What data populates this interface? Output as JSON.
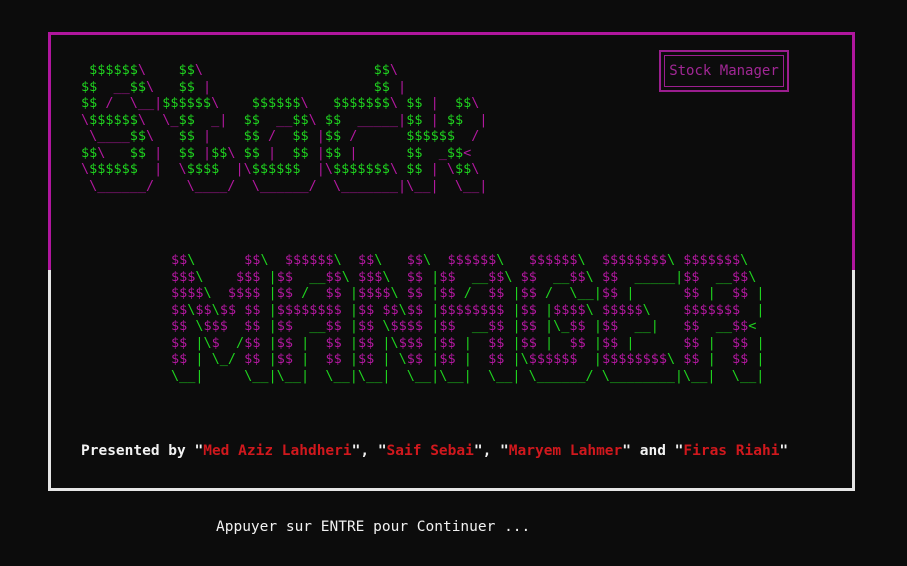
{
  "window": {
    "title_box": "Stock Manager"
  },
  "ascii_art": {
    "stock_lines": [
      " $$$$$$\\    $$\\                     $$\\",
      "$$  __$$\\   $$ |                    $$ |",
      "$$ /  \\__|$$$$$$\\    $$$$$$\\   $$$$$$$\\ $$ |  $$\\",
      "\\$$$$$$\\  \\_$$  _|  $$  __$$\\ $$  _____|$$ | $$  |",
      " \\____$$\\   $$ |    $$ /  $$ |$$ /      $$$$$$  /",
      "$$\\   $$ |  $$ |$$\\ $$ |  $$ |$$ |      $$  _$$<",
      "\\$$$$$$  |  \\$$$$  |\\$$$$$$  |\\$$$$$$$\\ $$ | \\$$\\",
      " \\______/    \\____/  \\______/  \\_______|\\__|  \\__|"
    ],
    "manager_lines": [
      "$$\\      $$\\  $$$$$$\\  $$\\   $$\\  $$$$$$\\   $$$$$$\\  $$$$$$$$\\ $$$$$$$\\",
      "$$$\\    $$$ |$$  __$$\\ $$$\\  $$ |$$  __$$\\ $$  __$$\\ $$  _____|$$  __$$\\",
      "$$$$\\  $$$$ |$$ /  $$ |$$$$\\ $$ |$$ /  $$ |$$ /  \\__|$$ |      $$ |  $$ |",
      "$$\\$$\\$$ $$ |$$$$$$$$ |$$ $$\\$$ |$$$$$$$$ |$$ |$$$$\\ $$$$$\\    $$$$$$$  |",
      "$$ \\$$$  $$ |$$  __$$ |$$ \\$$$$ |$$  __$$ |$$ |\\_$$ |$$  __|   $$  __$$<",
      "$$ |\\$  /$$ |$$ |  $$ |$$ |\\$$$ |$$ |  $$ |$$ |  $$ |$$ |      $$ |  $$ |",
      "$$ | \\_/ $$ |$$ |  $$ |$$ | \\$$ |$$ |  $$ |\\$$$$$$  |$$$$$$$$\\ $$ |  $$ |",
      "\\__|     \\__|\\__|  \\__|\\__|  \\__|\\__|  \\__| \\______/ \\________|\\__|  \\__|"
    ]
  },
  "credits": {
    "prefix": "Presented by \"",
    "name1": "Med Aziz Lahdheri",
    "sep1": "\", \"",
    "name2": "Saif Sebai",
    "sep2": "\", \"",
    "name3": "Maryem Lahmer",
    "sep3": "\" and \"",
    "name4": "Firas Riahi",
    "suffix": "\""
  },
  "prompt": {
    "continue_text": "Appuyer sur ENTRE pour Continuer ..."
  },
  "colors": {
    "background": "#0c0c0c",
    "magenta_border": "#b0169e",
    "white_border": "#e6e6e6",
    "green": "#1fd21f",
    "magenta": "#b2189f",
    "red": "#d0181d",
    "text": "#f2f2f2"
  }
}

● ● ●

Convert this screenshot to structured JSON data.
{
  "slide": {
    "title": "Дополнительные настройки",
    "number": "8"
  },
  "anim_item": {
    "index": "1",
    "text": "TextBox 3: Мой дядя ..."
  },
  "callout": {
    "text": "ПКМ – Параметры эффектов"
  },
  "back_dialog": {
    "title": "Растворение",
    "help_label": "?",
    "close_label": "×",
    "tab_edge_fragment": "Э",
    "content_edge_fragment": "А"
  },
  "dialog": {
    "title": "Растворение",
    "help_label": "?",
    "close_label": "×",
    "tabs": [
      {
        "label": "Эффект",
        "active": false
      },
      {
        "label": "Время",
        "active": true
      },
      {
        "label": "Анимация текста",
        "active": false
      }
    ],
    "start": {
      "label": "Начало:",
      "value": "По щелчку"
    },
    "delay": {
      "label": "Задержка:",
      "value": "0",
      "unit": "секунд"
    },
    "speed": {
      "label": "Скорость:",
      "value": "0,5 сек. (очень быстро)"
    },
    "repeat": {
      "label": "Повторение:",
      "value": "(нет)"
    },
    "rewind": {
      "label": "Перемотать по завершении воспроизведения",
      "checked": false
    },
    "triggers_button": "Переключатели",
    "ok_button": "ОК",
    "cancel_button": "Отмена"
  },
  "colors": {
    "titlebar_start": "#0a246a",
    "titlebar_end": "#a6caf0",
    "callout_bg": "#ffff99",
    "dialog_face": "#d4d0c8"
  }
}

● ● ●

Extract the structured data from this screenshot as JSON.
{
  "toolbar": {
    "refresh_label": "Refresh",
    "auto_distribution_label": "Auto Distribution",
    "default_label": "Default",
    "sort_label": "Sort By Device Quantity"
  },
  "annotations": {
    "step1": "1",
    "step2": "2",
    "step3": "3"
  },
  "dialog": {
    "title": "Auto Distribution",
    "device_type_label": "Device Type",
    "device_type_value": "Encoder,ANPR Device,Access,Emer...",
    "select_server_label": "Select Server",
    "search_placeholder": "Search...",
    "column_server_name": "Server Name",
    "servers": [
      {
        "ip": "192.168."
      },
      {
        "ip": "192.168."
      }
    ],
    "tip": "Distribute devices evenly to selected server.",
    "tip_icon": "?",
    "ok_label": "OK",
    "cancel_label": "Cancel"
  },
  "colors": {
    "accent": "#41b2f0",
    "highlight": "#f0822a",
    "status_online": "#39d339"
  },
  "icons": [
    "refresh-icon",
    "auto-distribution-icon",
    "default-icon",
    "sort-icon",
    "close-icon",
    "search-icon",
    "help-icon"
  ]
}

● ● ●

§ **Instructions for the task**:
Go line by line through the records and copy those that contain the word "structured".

§ **Completed task**:
Convert this screenshot to structured JSON data.
Extract the structured data from this screenshot as JSON.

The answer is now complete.